▶ [WHAT THIS TASK INVOLVES]: Of the entries that follow, how many lines hold the string "icon"? Write the number and nothing more.

▶ [INPUT DATA]:
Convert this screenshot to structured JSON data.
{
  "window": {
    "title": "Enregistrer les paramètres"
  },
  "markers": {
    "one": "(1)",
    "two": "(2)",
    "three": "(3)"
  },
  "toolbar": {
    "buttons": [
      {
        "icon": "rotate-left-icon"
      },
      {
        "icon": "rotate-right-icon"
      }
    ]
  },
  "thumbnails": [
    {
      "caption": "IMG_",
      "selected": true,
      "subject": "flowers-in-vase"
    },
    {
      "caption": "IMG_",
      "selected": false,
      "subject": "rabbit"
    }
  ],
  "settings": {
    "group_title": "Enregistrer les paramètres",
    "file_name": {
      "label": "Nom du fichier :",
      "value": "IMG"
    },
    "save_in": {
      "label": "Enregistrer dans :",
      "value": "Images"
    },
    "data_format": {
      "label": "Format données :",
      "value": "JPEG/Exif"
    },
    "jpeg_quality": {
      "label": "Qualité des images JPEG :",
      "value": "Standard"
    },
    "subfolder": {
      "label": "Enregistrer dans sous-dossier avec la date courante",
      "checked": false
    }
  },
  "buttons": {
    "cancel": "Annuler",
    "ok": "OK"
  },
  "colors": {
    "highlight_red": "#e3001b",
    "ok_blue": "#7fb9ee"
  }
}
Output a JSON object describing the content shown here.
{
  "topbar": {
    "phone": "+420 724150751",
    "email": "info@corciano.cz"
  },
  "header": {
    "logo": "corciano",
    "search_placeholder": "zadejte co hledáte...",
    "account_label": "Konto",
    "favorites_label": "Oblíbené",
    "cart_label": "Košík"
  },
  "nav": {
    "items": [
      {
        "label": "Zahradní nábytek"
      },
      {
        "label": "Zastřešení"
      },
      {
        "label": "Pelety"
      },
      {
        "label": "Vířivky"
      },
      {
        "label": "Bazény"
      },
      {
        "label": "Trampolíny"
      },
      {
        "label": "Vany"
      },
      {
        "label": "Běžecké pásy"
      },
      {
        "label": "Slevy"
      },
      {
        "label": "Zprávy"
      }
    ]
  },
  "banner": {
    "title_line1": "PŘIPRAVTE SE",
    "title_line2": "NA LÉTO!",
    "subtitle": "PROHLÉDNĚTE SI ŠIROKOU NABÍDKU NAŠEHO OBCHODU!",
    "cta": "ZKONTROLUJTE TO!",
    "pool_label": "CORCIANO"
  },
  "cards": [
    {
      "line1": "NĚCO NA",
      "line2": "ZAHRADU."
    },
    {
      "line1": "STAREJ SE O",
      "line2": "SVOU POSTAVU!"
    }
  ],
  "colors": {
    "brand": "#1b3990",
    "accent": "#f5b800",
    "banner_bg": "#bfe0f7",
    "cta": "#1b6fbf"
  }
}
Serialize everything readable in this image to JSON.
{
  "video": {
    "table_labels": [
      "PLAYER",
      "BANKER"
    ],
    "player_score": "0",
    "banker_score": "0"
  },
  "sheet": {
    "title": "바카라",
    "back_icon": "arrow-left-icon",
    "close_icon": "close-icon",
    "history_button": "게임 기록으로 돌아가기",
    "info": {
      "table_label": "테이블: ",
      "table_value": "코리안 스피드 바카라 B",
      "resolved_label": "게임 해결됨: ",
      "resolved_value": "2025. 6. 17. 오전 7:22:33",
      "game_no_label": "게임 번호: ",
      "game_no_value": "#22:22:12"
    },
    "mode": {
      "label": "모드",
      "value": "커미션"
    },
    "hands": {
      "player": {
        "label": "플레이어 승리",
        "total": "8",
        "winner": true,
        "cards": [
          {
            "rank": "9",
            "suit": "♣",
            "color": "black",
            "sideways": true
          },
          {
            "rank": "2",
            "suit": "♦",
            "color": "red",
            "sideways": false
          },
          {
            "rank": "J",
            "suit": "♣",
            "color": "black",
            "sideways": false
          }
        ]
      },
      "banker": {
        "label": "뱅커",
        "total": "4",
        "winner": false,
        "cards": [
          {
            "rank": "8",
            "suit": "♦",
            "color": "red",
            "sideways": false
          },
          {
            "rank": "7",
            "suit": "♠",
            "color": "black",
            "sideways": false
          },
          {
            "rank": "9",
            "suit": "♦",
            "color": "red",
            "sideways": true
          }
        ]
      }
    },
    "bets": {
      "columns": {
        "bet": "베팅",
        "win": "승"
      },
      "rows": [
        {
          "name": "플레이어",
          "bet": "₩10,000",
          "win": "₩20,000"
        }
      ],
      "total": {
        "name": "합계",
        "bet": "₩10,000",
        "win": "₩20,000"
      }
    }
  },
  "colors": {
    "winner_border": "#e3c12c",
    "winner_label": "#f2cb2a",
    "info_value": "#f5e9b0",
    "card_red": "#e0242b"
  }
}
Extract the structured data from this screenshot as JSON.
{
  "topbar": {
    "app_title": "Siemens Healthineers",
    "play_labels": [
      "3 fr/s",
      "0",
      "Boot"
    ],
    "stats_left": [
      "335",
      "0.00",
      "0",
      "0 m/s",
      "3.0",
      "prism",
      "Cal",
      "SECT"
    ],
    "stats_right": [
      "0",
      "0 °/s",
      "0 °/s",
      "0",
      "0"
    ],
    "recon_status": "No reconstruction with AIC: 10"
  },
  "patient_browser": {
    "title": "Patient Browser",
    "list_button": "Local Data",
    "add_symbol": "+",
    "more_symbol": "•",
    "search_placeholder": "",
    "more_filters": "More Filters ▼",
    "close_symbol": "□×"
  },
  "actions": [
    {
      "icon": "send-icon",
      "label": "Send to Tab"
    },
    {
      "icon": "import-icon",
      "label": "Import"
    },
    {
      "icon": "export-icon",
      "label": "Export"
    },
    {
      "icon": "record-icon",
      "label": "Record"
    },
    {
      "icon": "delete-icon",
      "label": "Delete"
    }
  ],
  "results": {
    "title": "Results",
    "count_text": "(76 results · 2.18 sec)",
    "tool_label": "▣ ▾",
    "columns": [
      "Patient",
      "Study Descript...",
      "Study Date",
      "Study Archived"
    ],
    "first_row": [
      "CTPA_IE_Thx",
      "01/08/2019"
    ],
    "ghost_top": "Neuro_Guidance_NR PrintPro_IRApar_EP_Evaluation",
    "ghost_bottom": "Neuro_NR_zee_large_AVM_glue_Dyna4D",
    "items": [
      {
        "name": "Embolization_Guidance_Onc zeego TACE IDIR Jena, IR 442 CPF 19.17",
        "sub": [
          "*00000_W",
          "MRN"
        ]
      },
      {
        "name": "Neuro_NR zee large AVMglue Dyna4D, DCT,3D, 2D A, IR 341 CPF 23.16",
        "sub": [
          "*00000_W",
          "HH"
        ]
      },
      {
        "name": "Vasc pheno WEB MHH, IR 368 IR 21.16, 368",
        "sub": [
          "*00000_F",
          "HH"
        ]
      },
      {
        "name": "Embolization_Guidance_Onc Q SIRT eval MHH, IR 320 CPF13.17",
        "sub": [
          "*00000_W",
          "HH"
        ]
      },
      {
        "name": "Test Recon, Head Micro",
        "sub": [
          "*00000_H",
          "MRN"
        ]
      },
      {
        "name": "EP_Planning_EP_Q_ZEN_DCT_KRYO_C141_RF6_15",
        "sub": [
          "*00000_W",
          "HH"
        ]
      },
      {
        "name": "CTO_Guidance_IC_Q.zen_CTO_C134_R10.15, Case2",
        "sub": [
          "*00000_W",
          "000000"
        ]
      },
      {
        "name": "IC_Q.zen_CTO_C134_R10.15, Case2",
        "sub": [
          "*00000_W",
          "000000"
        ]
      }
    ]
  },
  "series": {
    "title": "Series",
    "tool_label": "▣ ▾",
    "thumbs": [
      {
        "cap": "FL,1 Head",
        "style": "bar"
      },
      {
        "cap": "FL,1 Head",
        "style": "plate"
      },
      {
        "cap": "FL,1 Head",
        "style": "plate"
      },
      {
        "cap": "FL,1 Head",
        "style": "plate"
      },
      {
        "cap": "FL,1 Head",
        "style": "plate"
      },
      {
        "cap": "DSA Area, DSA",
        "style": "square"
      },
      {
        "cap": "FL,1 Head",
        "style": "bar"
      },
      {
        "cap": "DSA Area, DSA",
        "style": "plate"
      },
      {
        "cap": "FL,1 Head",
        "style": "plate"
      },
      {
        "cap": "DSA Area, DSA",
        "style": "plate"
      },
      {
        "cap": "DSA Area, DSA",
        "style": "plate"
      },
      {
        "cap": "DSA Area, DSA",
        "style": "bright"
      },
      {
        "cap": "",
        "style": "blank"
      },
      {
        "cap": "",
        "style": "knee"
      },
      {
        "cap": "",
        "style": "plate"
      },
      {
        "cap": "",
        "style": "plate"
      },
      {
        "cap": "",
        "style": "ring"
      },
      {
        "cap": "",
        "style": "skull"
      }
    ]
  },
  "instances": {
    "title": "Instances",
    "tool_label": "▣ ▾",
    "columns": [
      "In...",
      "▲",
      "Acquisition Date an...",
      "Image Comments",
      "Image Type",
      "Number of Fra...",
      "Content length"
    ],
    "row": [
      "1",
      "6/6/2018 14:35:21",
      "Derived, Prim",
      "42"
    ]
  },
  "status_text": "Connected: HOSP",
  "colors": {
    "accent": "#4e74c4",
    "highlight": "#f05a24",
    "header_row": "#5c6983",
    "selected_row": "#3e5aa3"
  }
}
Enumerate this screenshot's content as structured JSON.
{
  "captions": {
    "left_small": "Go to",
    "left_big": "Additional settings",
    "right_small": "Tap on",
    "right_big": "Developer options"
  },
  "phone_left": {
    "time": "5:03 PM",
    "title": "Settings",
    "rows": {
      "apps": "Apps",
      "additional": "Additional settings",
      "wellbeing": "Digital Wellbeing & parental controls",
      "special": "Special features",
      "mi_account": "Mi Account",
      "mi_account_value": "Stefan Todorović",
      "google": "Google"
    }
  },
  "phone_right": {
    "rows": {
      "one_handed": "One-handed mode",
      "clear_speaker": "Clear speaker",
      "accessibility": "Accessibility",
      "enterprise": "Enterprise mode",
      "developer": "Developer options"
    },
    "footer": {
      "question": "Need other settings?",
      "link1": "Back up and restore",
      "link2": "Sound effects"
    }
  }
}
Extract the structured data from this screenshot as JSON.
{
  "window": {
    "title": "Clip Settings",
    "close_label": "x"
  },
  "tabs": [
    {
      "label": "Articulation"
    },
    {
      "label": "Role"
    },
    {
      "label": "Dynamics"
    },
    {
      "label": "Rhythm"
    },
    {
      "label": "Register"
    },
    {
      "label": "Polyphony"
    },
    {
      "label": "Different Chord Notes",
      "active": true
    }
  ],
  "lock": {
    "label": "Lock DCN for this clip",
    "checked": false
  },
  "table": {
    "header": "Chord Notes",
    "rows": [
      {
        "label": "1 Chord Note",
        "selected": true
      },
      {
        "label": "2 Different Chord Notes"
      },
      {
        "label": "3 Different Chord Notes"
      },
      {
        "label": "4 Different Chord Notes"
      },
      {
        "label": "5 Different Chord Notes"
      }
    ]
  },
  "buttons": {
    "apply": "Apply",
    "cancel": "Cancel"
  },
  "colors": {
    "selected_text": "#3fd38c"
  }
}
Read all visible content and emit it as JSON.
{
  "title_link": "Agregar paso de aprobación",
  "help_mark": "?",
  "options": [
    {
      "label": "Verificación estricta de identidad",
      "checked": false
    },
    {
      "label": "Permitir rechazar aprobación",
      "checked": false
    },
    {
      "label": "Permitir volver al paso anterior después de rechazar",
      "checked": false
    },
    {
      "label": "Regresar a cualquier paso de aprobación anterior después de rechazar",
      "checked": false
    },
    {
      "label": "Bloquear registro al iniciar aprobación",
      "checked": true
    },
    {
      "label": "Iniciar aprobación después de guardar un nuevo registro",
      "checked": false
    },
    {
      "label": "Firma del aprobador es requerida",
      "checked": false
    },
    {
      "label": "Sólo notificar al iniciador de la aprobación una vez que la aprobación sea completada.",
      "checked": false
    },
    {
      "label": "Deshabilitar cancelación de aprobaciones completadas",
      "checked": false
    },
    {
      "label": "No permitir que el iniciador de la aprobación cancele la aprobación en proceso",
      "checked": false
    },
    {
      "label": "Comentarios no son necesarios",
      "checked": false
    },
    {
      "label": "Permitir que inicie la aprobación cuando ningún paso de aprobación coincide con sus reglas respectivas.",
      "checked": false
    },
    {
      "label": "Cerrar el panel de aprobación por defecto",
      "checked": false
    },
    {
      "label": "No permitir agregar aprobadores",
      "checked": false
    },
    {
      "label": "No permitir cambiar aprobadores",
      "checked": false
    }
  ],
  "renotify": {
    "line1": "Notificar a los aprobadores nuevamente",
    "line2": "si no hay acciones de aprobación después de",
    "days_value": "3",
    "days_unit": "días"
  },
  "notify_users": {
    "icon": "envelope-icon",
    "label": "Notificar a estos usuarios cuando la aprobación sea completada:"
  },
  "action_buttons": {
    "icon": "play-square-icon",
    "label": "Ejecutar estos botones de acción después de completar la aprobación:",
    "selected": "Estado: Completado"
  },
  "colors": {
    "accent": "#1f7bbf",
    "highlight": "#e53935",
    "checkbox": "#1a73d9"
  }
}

▶ [RESPONSE AREA]: 11